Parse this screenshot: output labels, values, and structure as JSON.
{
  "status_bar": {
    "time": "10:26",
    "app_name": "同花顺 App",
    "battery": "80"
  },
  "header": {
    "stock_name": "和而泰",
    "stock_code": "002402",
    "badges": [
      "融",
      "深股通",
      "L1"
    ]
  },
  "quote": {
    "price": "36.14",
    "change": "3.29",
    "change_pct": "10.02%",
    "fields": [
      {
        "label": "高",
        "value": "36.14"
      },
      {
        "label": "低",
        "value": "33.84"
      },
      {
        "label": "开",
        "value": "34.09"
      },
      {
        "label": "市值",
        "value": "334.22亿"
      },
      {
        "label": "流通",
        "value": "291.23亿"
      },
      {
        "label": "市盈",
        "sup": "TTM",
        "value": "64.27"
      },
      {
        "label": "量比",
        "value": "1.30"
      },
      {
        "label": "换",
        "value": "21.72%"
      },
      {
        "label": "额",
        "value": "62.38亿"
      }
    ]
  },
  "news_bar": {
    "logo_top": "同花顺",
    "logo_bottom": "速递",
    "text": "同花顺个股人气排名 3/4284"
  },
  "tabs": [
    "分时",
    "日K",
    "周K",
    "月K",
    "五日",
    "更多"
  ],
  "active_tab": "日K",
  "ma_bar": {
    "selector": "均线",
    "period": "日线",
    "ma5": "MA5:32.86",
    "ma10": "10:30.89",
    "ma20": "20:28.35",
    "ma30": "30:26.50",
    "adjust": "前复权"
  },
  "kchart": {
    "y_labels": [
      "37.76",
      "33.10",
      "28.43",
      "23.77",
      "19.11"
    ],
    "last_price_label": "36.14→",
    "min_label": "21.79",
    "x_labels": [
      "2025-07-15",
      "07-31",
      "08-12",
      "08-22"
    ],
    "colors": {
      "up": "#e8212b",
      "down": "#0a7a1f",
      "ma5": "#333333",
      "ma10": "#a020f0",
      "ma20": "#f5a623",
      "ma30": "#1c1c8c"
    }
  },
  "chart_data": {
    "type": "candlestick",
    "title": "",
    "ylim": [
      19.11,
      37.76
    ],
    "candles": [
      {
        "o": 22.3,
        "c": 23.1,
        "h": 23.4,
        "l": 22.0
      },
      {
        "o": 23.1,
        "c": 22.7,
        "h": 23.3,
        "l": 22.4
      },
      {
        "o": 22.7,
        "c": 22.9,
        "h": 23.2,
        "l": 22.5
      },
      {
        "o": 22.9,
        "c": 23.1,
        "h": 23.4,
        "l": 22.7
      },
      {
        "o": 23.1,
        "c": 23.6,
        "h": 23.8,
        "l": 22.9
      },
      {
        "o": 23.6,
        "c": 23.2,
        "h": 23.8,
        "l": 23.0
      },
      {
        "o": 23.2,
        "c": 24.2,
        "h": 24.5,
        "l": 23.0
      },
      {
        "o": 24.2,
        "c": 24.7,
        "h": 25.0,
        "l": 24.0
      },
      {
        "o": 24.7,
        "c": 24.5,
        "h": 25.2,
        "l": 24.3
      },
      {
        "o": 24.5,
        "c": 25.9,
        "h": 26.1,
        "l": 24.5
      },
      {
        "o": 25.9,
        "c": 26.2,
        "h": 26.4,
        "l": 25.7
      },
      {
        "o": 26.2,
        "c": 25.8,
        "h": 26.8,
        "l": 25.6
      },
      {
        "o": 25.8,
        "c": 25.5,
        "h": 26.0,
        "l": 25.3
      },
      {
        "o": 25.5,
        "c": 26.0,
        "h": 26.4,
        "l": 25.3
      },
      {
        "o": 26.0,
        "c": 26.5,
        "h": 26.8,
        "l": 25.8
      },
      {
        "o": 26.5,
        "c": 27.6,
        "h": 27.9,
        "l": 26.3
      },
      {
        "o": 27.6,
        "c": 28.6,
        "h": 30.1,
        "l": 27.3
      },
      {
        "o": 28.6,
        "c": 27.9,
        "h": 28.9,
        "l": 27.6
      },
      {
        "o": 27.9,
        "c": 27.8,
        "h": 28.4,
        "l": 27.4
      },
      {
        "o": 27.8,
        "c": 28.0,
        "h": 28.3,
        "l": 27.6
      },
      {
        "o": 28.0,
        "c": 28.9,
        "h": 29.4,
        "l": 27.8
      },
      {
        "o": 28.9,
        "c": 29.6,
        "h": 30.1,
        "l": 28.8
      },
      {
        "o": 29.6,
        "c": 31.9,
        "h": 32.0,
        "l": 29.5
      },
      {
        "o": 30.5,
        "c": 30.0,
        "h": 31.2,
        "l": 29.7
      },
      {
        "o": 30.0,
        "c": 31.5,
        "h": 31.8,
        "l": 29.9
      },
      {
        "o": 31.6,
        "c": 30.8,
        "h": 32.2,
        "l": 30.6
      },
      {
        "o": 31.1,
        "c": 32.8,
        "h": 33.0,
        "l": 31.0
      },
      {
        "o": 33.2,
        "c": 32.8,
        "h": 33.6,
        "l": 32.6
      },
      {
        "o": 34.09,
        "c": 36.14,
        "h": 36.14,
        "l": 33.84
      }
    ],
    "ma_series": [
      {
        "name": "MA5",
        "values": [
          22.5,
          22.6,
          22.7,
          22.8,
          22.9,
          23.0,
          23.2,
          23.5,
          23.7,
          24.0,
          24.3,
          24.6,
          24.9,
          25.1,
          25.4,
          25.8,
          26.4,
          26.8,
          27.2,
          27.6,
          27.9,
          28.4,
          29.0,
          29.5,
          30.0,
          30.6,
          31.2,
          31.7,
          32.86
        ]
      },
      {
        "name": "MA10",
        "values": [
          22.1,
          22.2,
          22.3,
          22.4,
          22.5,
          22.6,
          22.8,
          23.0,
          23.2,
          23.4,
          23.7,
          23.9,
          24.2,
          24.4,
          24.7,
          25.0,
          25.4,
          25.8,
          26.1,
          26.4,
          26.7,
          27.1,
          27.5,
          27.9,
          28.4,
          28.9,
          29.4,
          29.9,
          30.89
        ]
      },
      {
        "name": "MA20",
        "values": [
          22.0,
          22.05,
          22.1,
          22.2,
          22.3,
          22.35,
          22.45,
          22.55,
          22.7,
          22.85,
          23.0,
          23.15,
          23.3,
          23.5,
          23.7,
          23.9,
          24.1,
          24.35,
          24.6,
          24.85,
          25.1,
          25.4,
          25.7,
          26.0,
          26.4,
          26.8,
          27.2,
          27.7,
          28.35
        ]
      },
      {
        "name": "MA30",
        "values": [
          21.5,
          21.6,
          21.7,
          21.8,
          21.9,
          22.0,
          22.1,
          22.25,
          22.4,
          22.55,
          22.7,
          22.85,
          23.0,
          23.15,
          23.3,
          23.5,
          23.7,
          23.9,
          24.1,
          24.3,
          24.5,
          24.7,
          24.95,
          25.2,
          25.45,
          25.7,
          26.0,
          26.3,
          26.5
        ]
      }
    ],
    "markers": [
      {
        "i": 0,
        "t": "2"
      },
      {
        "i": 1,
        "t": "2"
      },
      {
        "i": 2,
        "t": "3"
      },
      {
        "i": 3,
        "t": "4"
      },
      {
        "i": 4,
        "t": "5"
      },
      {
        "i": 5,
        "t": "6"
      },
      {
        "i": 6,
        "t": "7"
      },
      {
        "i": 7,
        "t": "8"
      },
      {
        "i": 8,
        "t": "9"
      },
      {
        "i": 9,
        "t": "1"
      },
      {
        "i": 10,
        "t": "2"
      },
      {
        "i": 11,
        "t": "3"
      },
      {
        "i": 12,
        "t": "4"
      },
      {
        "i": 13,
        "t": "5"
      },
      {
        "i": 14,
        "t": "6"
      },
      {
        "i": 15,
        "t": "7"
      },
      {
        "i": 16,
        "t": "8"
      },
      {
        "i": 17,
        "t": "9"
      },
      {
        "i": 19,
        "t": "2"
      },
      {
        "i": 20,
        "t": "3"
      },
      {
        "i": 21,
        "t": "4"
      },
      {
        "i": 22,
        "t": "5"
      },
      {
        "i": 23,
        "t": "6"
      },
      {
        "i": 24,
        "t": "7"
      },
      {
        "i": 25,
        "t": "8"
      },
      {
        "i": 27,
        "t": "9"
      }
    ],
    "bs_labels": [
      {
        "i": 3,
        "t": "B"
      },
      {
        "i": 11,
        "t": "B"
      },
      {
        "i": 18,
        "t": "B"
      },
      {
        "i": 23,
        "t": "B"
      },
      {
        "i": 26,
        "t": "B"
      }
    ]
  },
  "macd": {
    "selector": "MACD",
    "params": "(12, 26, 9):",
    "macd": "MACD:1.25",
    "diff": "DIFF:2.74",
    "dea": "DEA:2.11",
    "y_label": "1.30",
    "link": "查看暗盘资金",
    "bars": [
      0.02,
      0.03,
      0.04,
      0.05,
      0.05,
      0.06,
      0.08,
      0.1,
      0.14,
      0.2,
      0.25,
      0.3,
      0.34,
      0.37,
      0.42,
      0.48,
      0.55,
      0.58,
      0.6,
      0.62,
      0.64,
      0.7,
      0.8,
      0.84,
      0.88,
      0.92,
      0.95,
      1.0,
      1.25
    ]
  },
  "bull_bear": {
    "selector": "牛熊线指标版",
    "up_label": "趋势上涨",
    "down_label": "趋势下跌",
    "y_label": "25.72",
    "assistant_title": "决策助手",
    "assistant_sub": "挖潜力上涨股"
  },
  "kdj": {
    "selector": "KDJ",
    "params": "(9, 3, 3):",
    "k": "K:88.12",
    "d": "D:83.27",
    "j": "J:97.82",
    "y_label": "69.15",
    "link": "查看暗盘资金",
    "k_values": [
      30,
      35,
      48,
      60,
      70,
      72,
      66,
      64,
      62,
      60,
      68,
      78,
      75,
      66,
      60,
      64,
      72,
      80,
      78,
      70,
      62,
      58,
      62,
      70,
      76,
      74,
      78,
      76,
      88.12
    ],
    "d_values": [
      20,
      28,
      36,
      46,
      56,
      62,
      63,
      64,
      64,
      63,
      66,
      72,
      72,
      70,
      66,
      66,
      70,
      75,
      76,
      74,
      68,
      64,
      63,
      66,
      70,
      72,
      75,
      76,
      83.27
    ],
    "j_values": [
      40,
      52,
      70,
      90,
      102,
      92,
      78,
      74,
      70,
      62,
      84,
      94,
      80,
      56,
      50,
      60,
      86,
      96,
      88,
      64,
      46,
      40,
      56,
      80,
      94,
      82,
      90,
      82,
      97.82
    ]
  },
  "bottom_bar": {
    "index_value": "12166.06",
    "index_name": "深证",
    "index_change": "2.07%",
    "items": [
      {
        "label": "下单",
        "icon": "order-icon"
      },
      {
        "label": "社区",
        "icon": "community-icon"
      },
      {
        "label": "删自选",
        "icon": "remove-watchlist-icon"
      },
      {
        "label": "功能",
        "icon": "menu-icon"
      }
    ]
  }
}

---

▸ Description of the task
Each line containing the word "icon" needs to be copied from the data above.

▸ Written answer
        "icon": "order-icon"
        "icon": "community-icon"
        "icon": "remove-watchlist-icon"
        "icon": "menu-icon"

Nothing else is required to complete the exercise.